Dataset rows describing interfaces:
┌──

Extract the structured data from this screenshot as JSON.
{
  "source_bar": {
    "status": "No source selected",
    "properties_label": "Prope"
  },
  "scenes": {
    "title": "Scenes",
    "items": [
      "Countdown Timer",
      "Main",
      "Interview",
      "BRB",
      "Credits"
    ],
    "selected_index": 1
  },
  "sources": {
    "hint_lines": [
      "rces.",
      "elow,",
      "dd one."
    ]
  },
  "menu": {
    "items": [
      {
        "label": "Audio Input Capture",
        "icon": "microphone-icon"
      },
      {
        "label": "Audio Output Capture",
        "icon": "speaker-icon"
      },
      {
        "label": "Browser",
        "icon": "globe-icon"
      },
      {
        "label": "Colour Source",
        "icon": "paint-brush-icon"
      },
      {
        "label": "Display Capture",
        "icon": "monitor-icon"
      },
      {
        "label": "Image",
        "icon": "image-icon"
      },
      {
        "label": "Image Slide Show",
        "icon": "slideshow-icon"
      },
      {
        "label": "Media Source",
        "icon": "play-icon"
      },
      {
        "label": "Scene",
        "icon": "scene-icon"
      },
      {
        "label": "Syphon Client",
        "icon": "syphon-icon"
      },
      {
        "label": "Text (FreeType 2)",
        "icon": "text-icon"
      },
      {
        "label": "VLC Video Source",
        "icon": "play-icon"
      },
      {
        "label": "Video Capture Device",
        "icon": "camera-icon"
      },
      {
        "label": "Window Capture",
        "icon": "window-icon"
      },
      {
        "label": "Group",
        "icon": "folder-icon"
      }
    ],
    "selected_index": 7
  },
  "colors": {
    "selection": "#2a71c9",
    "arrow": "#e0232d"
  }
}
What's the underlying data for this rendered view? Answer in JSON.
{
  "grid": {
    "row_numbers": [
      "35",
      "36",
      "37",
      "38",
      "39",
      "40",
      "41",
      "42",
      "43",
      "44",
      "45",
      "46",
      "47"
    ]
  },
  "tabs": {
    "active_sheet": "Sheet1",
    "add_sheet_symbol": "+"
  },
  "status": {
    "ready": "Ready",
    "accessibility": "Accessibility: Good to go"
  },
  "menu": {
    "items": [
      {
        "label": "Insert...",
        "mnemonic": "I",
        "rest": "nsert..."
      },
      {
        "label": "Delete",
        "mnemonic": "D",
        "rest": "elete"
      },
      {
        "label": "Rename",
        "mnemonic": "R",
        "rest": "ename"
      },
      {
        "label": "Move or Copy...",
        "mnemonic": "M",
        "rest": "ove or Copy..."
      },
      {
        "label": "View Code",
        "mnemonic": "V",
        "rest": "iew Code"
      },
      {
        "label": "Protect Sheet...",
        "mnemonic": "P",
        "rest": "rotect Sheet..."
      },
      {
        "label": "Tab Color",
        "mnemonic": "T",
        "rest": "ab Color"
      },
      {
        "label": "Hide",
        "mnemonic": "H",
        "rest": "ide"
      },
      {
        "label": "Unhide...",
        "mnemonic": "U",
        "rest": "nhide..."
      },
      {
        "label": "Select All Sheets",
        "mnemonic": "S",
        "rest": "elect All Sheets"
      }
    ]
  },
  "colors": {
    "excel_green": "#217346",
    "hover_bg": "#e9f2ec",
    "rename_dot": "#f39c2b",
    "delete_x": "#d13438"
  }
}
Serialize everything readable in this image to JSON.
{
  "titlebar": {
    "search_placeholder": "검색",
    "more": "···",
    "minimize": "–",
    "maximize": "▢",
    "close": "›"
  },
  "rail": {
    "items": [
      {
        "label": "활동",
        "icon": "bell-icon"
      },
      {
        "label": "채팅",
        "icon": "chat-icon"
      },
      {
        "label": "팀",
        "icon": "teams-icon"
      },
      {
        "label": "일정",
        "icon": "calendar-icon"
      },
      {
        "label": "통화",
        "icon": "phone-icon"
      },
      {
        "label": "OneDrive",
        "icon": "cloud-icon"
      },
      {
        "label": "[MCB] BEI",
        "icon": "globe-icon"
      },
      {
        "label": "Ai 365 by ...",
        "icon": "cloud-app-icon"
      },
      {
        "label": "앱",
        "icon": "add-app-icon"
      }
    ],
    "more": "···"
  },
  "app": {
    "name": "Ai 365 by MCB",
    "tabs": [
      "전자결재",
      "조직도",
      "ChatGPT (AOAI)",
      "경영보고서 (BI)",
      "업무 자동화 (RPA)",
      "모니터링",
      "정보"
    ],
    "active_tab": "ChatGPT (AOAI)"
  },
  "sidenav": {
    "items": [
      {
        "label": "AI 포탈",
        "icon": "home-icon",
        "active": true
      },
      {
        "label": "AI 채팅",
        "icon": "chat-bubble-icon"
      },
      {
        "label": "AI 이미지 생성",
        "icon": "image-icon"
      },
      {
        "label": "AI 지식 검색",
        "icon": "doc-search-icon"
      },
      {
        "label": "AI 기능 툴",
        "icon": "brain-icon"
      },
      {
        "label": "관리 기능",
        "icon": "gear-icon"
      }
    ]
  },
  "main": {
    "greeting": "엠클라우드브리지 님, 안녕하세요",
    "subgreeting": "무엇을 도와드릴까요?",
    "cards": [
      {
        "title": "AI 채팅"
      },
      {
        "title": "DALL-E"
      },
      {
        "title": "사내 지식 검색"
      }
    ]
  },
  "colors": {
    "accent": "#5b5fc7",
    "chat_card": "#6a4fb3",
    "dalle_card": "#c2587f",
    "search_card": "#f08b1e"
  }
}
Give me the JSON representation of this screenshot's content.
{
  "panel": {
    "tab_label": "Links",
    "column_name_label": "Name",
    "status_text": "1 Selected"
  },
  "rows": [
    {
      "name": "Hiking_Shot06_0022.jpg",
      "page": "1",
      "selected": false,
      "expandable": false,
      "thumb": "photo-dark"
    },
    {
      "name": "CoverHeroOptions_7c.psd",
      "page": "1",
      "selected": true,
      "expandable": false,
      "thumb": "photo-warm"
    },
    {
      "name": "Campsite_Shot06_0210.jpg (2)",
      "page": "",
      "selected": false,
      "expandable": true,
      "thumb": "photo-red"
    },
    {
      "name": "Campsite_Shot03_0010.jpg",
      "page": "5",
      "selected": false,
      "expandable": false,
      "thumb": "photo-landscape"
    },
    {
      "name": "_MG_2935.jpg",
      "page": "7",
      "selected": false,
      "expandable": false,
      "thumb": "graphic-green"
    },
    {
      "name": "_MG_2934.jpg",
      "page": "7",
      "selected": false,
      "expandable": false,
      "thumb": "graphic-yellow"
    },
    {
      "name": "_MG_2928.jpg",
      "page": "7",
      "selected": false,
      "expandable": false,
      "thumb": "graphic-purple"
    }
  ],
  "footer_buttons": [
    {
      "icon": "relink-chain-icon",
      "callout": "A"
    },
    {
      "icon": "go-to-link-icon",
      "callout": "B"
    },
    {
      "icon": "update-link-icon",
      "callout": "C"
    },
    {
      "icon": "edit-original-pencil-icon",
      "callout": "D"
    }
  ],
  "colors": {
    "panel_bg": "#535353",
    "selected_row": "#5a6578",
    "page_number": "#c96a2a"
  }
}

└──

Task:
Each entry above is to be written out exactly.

Answer to the problem:
Extract the structured data from this screenshot as JSON.
{
  "source_bar": {
    "status": "No source selected",
    "properties_label": "Prope"
  },
  "scenes": {
    "title": "Scenes",
    "items": [
      "Countdown Timer",
      "Main",
      "Interview",
      "BRB",
      "Credits"
    ],
    "selected_index": 1
  },
  "sources": {
    "hint_lines": [
      "rces.",
      "elow,",
      "dd one."
    ]
  },
  "menu": {
    "items": [
      {
        "label": "Audio Input Capture",
        "icon": "microphone-icon"
      },
      {
        "label": "Audio Output Capture",
        "icon": "speaker-icon"
      },
      {
        "label": "Browser",
        "icon": "globe-icon"
      },
      {
        "label": "Colour Source",
        "icon": "paint-brush-icon"
      },
      {
        "label": "Display Capture",
        "icon": "monitor-icon"
      },
      {
        "label": "Image",
        "icon": "image-icon"
      },
      {
        "label": "Image Slide Show",
        "icon": "slideshow-icon"
      },
      {
        "label": "Media Source",
        "icon": "play-icon"
      },
      {
        "label": "Scene",
        "icon": "scene-icon"
      },
      {
        "label": "Syphon Client",
        "icon": "syphon-icon"
      },
      {
        "label": "Text (FreeType 2)",
        "icon": "text-icon"
      },
      {
        "label": "VLC Video Source",
        "icon": "play-icon"
      },
      {
        "label": "Video Capture Device",
        "icon": "camera-icon"
      },
      {
        "label": "Window Capture",
        "icon": "window-icon"
      },
      {
        "label": "Group",
        "icon": "folder-icon"
      }
    ],
    "selected_index": 7
  },
  "colors": {
    "selection": "#2a71c9",
    "arrow": "#e0232d"
  }
}
What's the underlying data for this rendered view? Answer in JSON.
{
  "grid": {
    "row_numbers": [
      "35",
      "36",
      "37",
      "38",
      "39",
      "40",
      "41",
      "42",
      "43",
      "44",
      "45",
      "46",
      "47"
    ]
  },
  "tabs": {
    "active_sheet": "Sheet1",
    "add_sheet_symbol": "+"
  },
  "status": {
    "ready": "Ready",
    "accessibility": "Accessibility: Good to go"
  },
  "menu": {
    "items": [
      {
        "label": "Insert...",
        "mnemonic": "I",
        "rest": "nsert..."
      },
      {
        "label": "Delete",
        "mnemonic": "D",
        "rest": "elete"
      },
      {
        "label": "Rename",
        "mnemonic": "R",
        "rest": "ename"
      },
      {
        "label": "Move or Copy...",
        "mnemonic": "M",
        "rest": "ove or Copy..."
      },
      {
        "label": "View Code",
        "mnemonic": "V",
        "rest": "iew Code"
      },
      {
        "label": "Protect Sheet...",
        "mnemonic": "P",
        "rest": "rotect Sheet..."
      },
      {
        "label": "Tab Color",
        "mnemonic": "T",
        "rest": "ab Color"
      },
      {
        "label": "Hide",
        "mnemonic": "H",
        "rest": "ide"
      },
      {
        "label": "Unhide...",
        "mnemonic": "U",
        "rest": "nhide..."
      },
      {
        "label": "Select All Sheets",
        "mnemonic": "S",
        "rest": "elect All Sheets"
      }
    ]
  },
  "colors": {
    "excel_green": "#217346",
    "hover_bg": "#e9f2ec",
    "rename_dot": "#f39c2b",
    "delete_x": "#d13438"
  }
}
Serialize everything readable in this image to JSON.
{
  "titlebar": {
    "search_placeholder": "검색",
    "more": "···",
    "minimize": "–",
    "maximize": "▢",
    "close": "›"
  },
  "rail": {
    "items": [
      {
        "label": "활동",
        "icon": "bell-icon"
      },
      {
        "label": "채팅",
        "icon": "chat-icon"
      },
      {
        "label": "팀",
        "icon": "teams-icon"
      },
      {
        "label": "일정",
        "icon": "calendar-icon"
      },
      {
        "label": "통화",
        "icon": "phone-icon"
      },
      {
        "label": "OneDrive",
        "icon": "cloud-icon"
      },
      {
        "label": "[MCB] BEI",
        "icon": "globe-icon"
      },
      {
        "label": "Ai 365 by ...",
        "icon": "cloud-app-icon"
      },
      {
        "label": "앱",
        "icon": "add-app-icon"
      }
    ],
    "more": "···"
  },
  "app": {
    "name": "Ai 365 by MCB",
    "tabs": [
      "전자결재",
      "조직도",
      "ChatGPT (AOAI)",
      "경영보고서 (BI)",
      "업무 자동화 (RPA)",
      "모니터링",
      "정보"
    ],
    "active_tab": "ChatGPT (AOAI)"
  },
  "sidenav": {
    "items": [
      {
        "label": "AI 포탈",
        "icon": "home-icon",
        "active": true
      },
      {
        "label": "AI 채팅",
        "icon": "chat-bubble-icon"
      },
      {
        "label": "AI 이미지 생성",
        "icon": "image-icon"
      },
      {
        "label": "AI 지식 검색",
        "icon": "doc-search-icon"
      },
      {
        "label": "AI 기능 툴",
        "icon": "brain-icon"
      },
      {
        "label": "관리 기능",
        "icon": "gear-icon"
      }
    ]
  },
  "main": {
    "greeting": "엠클라우드브리지 님, 안녕하세요",
    "subgreeting": "무엇을 도와드릴까요?",
    "cards": [
      {
        "title": "AI 채팅"
      },
      {
        "title": "DALL-E"
      },
      {
        "title": "사내 지식 검색"
      }
    ]
  },
  "colors": {
    "accent": "#5b5fc7",
    "chat_card": "#6a4fb3",
    "dalle_card": "#c2587f",
    "search_card": "#f08b1e"
  }
}
Give me the JSON representation of this screenshot's content.
{
  "panel": {
    "tab_label": "Links",
    "column_name_label": "Name",
    "status_text": "1 Selected"
  },
  "rows": [
    {
      "name": "Hiking_Shot06_0022.jpg",
      "page": "1",
      "selected": false,
      "expandable": false,
      "thumb": "photo-dark"
    },
    {
      "name": "CoverHeroOptions_7c.psd",
      "page": "1",
      "selected": true,
      "expandable": false,
      "thumb": "photo-warm"
    },
    {
      "name": "Campsite_Shot06_0210.jpg (2)",
      "page": "",
      "selected": false,
      "expandable": true,
      "thumb": "photo-red"
    },
    {
      "name": "Campsite_Shot03_0010.jpg",
      "page": "5",
      "selected": false,
      "expandable": false,
      "thumb": "photo-landscape"
    },
    {
      "name": "_MG_2935.jpg",
      "page": "7",
      "selected": false,
      "expandable": false,
      "thumb": "graphic-green"
    },
    {
      "name": "_MG_2934.jpg",
      "page": "7",
      "selected": false,
      "expandable": false,
      "thumb": "graphic-yellow"
    },
    {
      "name": "_MG_2928.jpg",
      "page": "7",
      "selected": false,
      "expandable": false,
      "thumb": "graphic-purple"
    }
  ],
  "footer_buttons": [
    {
      "icon": "relink-chain-icon",
      "callout": "A"
    },
    {
      "icon": "go-to-link-icon",
      "callout": "B"
    },
    {
      "icon": "update-link-icon",
      "callout": "C"
    },
    {
      "icon": "edit-original-pencil-icon",
      "callout": "D"
    }
  ],
  "colors": {
    "panel_bg": "#535353",
    "selected_row": "#5a6578",
    "page_number": "#c96a2a"
  }
}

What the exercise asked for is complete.